I can't add anything to what has already been said, but know that we will pray for your family and this situation. Weigh your options and then go forward.

When we put our black Lab down a few years ago it broke our hearts but the other dogs and cats wouldn't let us be sad for too long.

Best wishes. Let us know how it turns out.
 

·
Registered
Joined
·
74 Posts
I'm just sayin, before I sold my LT, I would go see Dice at tOSU or head up to MedVet for a second opinion. Get the diagnosis comfirmed and info on costs, procedures, prognosis etc. Make an informed decision.
My English Setter (<50 lbs.) had FHO's on both hips six years ago and is doing great. Keep us posted.
 

·
Registered
Joined
·
16 Posts
My wife runs a dog rescue and we have been through these things many times. We have a golden that was born with bad hips and blind. She had operations to fix her hips and she is doing fine now (8 years old). Even though she is blind she gets around just fine. We have a really good orthopedic vet here in Knoxville. I would find a good vet and get an evaluation. Take their best advice and make your decision. It worked out for both Maggie (our blind golden) and her sister Sophie who is also blind with bad hips. Both of them came through ok. They were young and could heal well. If your dog were 8 or 10 years old that would make a lot of difference.

BTW, Erin, one of our great pyrenees had an acl operation and she is doing ok but not great. She has lots of mobility but she is in pain sometimes and has trouble getting up on a smooth floor. She was about 6 when she had the operation and she is 8 (or 9?) now. Pyr's don't live all that long (avg 11years) so she is officially old now.

The point is that results are all over the map. I think the majority of operations on things like hips and acl's are a pretty good bet. Cancer is another thing altogether.

Good luck...
 

·
Registered
Joined
·
609 Posts
Discussion Starter #19 (Edited)
xenia said:
I'm just sayin, before I sold my LT, I would go see Dice at tOSU or head up to MedVet for a second opinion. Get the diagnosis comfirmed and info on costs, procedures, prognosis etc. Make an informed decision.
My English Setter (<50 lbs.) had FHO's on both hips six years ago and is doing great. Keep us posted.
Thanks all-
Steve- you seem to know alot about Central Oh vets. Our vet recommended Medvet as an option and we were thinking about OSU(as I grew up in the"Shadow of (the)shoe")...they used to do procedures at dramatically less $ I don't know about now. Who is Dice?

David thanks. We will contact the Franklin Co shelter thats another good idea.

Thank all for all thought & ideas!!!!!!

Mike
 

·
Registered
Joined
·
609 Posts
Discussion Starter #20
HH-60EngineTroop said:
Alright I am going to throw it all out on the table, 1) Is the dogs life going to be better after this surgery(in my opinion probley not, she willl always be different) 2) will the dog live through the surgey (big chance she/he won't ours didn't and I paid 3000 for a dead dog) 3) if you were the dog and you could make the choice would you do it? I love animals but there is only so much we can do and only so much pain we should let them live with, it may be time to say good bye and go down and give a new dog a new home.
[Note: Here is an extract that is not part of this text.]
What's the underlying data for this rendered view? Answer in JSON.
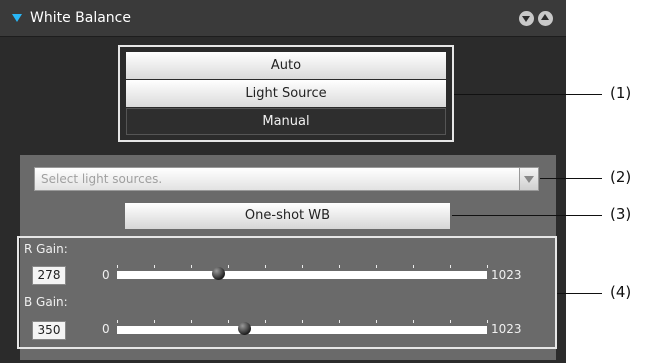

Yes it sucks but please think this through and keep the dogs fellings and the amount of pain he or she will suffer in mind. I personnely would make what time you have left count then go down together and see her/him off to the big doggy heaven in the sky. She/He will never be the dog you remember after the surgery and it is only fair the you think of the animal first, and not your feelings. If I offened you I am sorry but I am trying to be the voice of reason.

Gabe
Gabe-no offence taken we need all views-Thanks

Mike & Mona
 
1 - 20 of 40 Posts
Top